Hiking is a great way to get exercise and fresh air while experiencing the beauty of changing seasons. Hiking-related injuries can range from relatively minor ailments such as blisters and bruises to more serious conditions, like stress fractures or ankle sprains.  These injuries may actually be seen as minor overuse injuries that will fix themselves.  Hikers may even attempt to treat the injuries by modifying their pace or by trying different shoes, but if left untreated, they can lead to  complications later.

Proper preparation before hikes can decrease the risk of injury.  Here are some easy ways to keep hikes safe:

–Wear properly fitting shoes or boots to protect toes from blisters and toenails from bruises.

–Condition and break in footwear  before your hike.

–Wear moisture- wicking socks to protect feet from the cold, and  excessive sweating.

–Be familiar with the hiking route and know your options for assessing medical assistance.

–Carry first aid supplies, such as bandages and wraps to help protect and stabilize injured feet ankles.

If you suffer a severe injury while on a hike, go to the nearest emergency room for treatment.  For less than emergent injuries or for follow-up care, call our office for appointment.

Back to school backpack injuries

The children are returning to school soon, and all will be carrying their backpacks! Unfortunately, backpacks are often a source of injury, and many recent studies have brought attention to these risks.

Wearing heavy backpacks cause the body to lean forward, risking falls and putting strain on the lower back. The shoulders hunch forward, and the muscles along the spine and ribcage are irritated. As expected, the frequently seen painful areas include the neck, shoulders, and back. However, a recent Italian study found that carrying backpacks can cause pain in the forefoot and arch, especially in overweight children.

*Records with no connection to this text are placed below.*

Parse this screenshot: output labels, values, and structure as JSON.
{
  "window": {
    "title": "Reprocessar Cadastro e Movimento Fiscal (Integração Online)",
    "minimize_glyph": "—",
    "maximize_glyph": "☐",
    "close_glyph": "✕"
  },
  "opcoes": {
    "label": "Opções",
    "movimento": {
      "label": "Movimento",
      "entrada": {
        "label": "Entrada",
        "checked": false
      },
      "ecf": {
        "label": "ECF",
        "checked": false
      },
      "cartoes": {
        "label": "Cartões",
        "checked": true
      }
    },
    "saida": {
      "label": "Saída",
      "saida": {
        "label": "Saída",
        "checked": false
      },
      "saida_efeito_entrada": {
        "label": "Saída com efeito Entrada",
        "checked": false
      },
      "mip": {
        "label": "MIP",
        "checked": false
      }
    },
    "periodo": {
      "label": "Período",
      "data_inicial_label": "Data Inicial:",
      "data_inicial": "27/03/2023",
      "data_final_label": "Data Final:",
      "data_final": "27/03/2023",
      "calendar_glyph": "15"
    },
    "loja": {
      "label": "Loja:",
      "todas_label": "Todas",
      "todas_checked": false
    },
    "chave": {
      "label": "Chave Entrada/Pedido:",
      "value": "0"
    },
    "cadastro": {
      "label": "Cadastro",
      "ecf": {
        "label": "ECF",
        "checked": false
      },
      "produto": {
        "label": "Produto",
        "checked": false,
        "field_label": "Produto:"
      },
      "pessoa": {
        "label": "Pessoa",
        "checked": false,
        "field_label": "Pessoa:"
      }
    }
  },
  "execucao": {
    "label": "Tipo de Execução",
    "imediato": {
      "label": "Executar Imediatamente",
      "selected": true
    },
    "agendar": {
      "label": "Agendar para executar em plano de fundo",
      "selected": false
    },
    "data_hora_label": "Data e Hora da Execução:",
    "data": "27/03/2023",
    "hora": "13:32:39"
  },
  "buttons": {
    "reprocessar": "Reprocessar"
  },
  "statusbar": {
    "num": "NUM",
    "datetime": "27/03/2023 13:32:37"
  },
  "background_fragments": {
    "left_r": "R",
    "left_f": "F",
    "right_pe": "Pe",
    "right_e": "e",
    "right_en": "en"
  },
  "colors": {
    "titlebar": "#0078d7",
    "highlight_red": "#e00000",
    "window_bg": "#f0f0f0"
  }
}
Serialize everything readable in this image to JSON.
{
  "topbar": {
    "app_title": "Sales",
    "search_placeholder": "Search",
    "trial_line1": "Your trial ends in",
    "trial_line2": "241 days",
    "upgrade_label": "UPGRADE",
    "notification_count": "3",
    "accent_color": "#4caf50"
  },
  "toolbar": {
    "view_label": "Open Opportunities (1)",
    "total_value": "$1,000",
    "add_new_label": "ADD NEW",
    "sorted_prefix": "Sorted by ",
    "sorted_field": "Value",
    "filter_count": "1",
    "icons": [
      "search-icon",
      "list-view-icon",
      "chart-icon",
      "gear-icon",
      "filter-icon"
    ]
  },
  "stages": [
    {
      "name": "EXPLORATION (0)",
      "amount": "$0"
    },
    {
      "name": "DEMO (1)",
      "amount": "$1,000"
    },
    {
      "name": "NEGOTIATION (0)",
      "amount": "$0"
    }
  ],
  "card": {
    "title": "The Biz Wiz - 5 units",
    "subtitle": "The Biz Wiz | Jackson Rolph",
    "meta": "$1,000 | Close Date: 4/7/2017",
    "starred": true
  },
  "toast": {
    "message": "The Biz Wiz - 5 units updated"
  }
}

Another interesting study of children ages 6-18 years seen in a hospital emergency department for “backpack injuries” found that 89% did not involve the usual bodily locations. The head or face was injured in 22% of patients; the wrist or elbow in 13%; the foot or ankle in 12%; and shoulder in 12%. The mechanisms of injury were wearing backpack, 13%; tripping over backpack, 28%; and getting hit by backpack, 13%!

Injury prevention begins with selection of the appropriate backpack. It should have wide, well-padded shoulder straps, a padded back section, a waist strap, and should be lightweight.

The fully loaded backpack should not weigh more than 10-15% of the child’s weight. The child should be instructed to drop off books and other heavy items into their locker throughout the day if possible. Pack only essential items, and place the heavier items low toward the center of the backpack. Always tighten straps to keep load close to the back. Always use both shoulder straps to carry the backpack. If the child complains of neck, back, or shoulder pain, or pain or numbness of the hands or feet, evaluate the weight of the backpack and its proper use and fit. If the symptoms persist, seek medical advice.